Exercise brief: Report every line of the records below that includes the string "JSON".

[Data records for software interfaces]
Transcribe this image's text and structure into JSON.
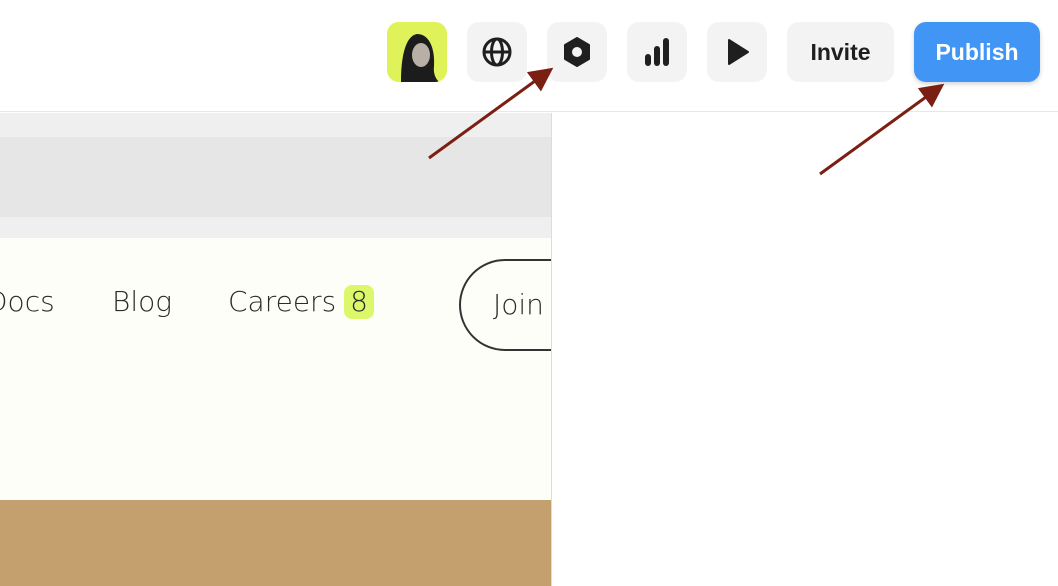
{
  "toolbar": {
    "avatar_icon": "user-avatar",
    "globe_icon": "globe-icon",
    "settings_icon": "hexagon-settings-icon",
    "analytics_icon": "bar-chart-icon",
    "preview_icon": "play-icon",
    "invite_label": "Invite",
    "publish_label": "Publish",
    "accent_color": "#4196f5"
  },
  "canvas": {
    "nav": {
      "docs_label": "Docs",
      "blog_label": "Blog",
      "careers_label": "Careers",
      "careers_badge": "8",
      "join_label": "Join",
      "badge_color": "#ddf76b"
    },
    "image_color": "#c4a06e"
  },
  "annotations": {
    "arrow_color": "#7a1f12"
  }
}
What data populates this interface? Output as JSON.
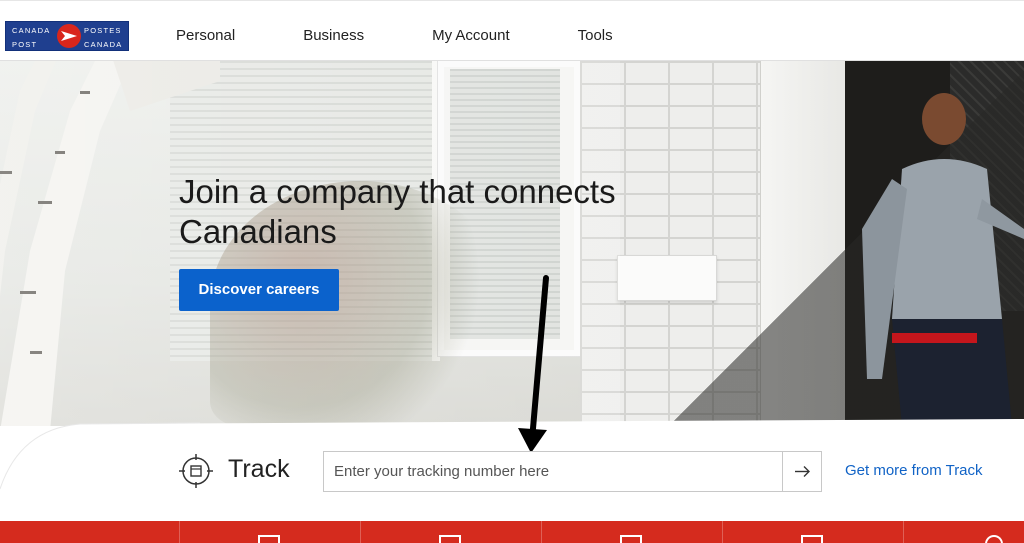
{
  "brand": {
    "logo_text_top_left": "CANADA",
    "logo_text_bottom_left": "POST",
    "logo_text_top_right": "POSTES",
    "logo_text_bottom_right": "CANADA",
    "roundel_color": "#d9261c",
    "logo_bg_color": "#1f3f8f"
  },
  "nav": {
    "items": [
      {
        "label": "Personal"
      },
      {
        "label": "Business"
      },
      {
        "label": "My Account"
      },
      {
        "label": "Tools"
      }
    ]
  },
  "hero": {
    "title_line1": "Join a company that connects",
    "title_line2": "Canadians",
    "cta_label": "Discover careers",
    "cta_color": "#0b62cc"
  },
  "track": {
    "label": "Track",
    "input_placeholder": "Enter your tracking number here",
    "input_value": "",
    "more_link": "Get more from Track",
    "go_icon": "arrow-right-icon"
  },
  "red_bar": {
    "color": "#d52b1e",
    "icons": [
      "tile-icon-1",
      "tile-icon-2",
      "tile-icon-3",
      "tile-icon-4",
      "tile-icon-5"
    ]
  }
}
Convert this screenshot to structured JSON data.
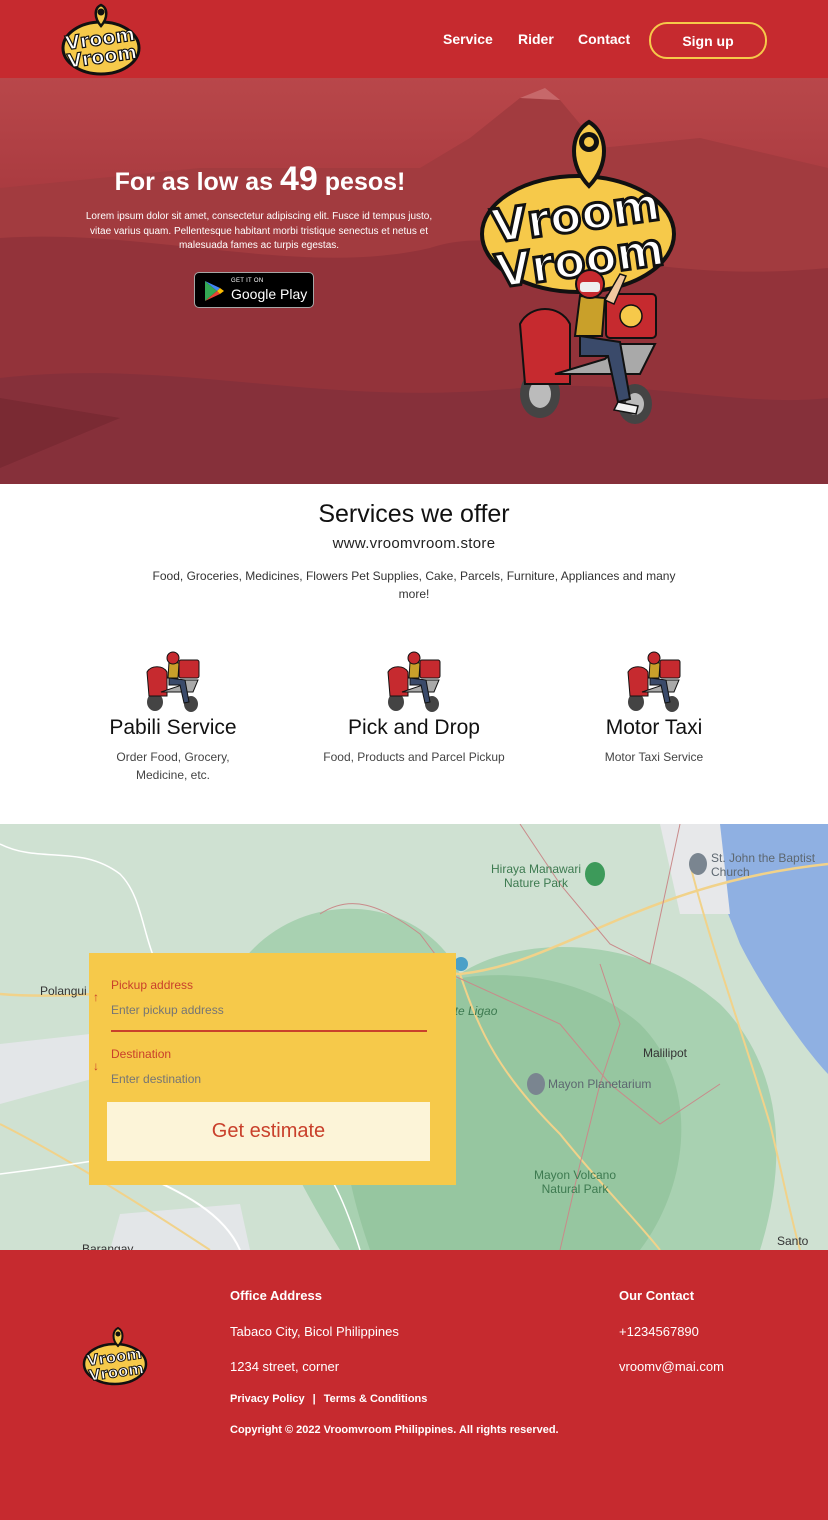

Solution below:
Transcribe this image's text and structure into JSON.
What data populates this interface? Output as JSON.
Convert this screenshot to structured JSON data.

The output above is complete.